It is 7:37 p.m., and I’m on Ann Coulter’s blog reading how much she can’t stand Mexicans, and guess what banner ad is splattered across the top of her website? It’s for Subway, announcing how you can now add “guacamole to your favorite sandwiches.”
Tasty irony? OK maybe a little, but mostly it’s just plain reality.
The fact of the matter is that whether Coulter likes it or not (frankly, I don’t really think she cares one way or another), Latinos are now driving the U.S. economy.
That's why Walmart says it expects to derive more than 80 percent of its growth from Hispanics. That's why Toyota says Hispanics will account for more than 60 percent of its growth. That's why giants like Mitsubishi and Turbo Tax fly me and other Hispanic leaders to their corporate headquarters to help them better understand the Latino market.
And that's why a woman who dedicates herself to disparaging Mexicans in order to ingratiate herself to xenophobes ends up with a banner advertisement on her website pitching a Mexican staple.
Here’s a hint. If you don't want to know what is really going on in this country, keep listening to Ann Coulter.
Go ahead, ignore every single business model that adheres to the principals of sound economics that shows that a young and more diverse labor- and consumer-force benefits an economy much more than it harms it.
The model being followed by Fortune 500 companies like Walmart, Target, Toyota and Intuit. If it makes you feel good to read or hear my pal Annie lambaste anybody who doesn’t look or sound like you do, go for it.

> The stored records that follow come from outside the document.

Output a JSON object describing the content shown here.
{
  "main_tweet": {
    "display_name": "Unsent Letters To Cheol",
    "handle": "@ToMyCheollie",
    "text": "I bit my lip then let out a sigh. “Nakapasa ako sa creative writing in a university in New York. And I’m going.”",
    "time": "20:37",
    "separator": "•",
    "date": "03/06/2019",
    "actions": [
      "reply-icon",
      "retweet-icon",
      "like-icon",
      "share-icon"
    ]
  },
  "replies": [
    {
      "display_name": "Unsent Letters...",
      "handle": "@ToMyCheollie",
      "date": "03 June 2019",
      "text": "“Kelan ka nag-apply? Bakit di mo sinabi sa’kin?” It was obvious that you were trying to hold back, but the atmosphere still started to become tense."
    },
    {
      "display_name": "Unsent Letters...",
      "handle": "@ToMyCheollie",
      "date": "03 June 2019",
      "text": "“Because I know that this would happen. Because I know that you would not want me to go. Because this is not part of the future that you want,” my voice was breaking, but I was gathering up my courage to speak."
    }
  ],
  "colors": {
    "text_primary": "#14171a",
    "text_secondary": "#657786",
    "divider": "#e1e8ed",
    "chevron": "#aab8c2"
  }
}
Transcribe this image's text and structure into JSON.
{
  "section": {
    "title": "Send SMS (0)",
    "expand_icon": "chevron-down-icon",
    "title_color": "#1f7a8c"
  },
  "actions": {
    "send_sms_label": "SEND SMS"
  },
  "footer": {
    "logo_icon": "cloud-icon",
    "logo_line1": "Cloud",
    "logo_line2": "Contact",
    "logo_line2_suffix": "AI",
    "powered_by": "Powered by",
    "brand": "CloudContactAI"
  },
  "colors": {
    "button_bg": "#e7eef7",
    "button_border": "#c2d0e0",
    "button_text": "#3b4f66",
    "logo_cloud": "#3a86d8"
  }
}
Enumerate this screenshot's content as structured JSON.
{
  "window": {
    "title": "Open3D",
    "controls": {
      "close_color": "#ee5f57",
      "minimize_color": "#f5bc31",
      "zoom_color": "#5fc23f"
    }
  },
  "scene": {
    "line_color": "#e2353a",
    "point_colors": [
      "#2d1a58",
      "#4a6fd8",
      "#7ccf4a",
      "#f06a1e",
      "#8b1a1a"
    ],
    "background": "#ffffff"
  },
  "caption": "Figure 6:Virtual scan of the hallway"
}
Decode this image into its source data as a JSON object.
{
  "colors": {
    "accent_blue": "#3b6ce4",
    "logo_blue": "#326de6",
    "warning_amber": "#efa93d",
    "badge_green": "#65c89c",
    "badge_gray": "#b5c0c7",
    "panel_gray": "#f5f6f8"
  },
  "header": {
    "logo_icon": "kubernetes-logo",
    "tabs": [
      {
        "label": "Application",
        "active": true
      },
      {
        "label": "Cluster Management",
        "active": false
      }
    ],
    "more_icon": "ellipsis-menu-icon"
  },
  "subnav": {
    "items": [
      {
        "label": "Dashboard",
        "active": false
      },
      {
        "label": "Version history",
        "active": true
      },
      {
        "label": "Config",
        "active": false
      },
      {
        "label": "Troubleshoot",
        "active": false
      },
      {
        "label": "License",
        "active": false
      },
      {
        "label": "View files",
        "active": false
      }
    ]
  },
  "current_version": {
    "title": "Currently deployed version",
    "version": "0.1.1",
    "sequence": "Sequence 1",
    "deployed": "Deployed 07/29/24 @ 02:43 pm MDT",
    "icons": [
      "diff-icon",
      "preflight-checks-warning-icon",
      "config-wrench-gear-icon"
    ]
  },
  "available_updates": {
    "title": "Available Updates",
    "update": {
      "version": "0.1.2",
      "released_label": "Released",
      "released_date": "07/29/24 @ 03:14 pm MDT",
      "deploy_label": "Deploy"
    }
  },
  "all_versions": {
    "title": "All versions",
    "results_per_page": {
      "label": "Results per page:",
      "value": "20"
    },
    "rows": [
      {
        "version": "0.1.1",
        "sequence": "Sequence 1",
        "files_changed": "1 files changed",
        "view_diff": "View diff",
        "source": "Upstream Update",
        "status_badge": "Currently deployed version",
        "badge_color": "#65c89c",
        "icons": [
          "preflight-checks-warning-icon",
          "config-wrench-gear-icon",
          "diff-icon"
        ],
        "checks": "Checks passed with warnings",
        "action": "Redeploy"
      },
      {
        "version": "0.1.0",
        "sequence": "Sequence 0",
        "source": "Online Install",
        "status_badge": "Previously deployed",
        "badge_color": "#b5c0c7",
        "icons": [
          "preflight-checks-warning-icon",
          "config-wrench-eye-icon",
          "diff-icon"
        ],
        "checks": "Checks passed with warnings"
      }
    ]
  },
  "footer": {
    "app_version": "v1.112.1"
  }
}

It’s human nature to think somebody’s trying to take something away from you even if they’re not, to hate the newest kid on the block even if he’s more like you than you think – especially when you’re being provoked by the best in the business. Yep, Ann Coulter is really good. She’s really good at making herself rich while making you stupid.
This week while Ann was trying to gin up the immigration paranoia by playing to the worst in all of us by calling Mexican immigrants in the United States “a deficient culture made up mostly of peasants who are much more dangerous than ISIS,” there was some actual news derived not from hate-filled anecdotes, but from real metrics.
“Immigrants, Latinos Helped Drive Business Creation Last Year” is the headline the Wall Strett Journal – hardly a bastion of liberalism – chose to use for a newly released report on U.S. startup activity for 2014. The study compiled by the Ewing Marion Kauffman Foundation, a Kansas City nonprofit, explains that immigrant entrepreneurs launched 28.5% of the new businesses in 2014, up from 25.9% a year before and just 13.3% in 1996.
Researchers found that immigrants started new companies or became self-employed at nearly twice the rate of native-born Americans, even though they made up only 12.9% of the U.S. population. Latino new business creators also climbed to 22.1% in 2014 from 20.4% in 2013 and just 10% in 1996, the study found, while they make up only 17.1% of the U.S. population.
Not bad for a bunch of lowly peasants, huh, Ann?
I can’t imagine anyone but Ann proclaiming that 17 percent of the population of the United States is more dangerous than ISIS, but that’s exactly what Ann told Hispanic anchorman Jorge Ramos – who seemed either too unprepared or too dumbfounded by the comment to respond. So let me help him, and once again let me do it not with Coulter-like anecdotes about a skull found in the desert in Arizona, but rather with facts.
According to a study by an accomplished sociologist who has spent years researching and writing about immigrants in the U.S., the crime rate among first-generation immigrants – those who came to this country from somewhere else – is significantly lower than the overall crime rate. It’s even lower than for second-generation Americans.
That means that as immigrants assimilate into American, they are more apt to commit a crime.
Hmm, that sounds oddly enough like the opposite of what Ann told Jorge.
The woman who compiled that research is Bianca E. Bersani of the University of Massachusetts, who has authored extensive works on immigrant behavioral patterns in America. She’s a Ph.D who would rather inform than alarm.
What she isn't is a rich author, or a best-selling one and certainly not a ratings get – which is why you have to get her information here and not on a nationally-televised interview.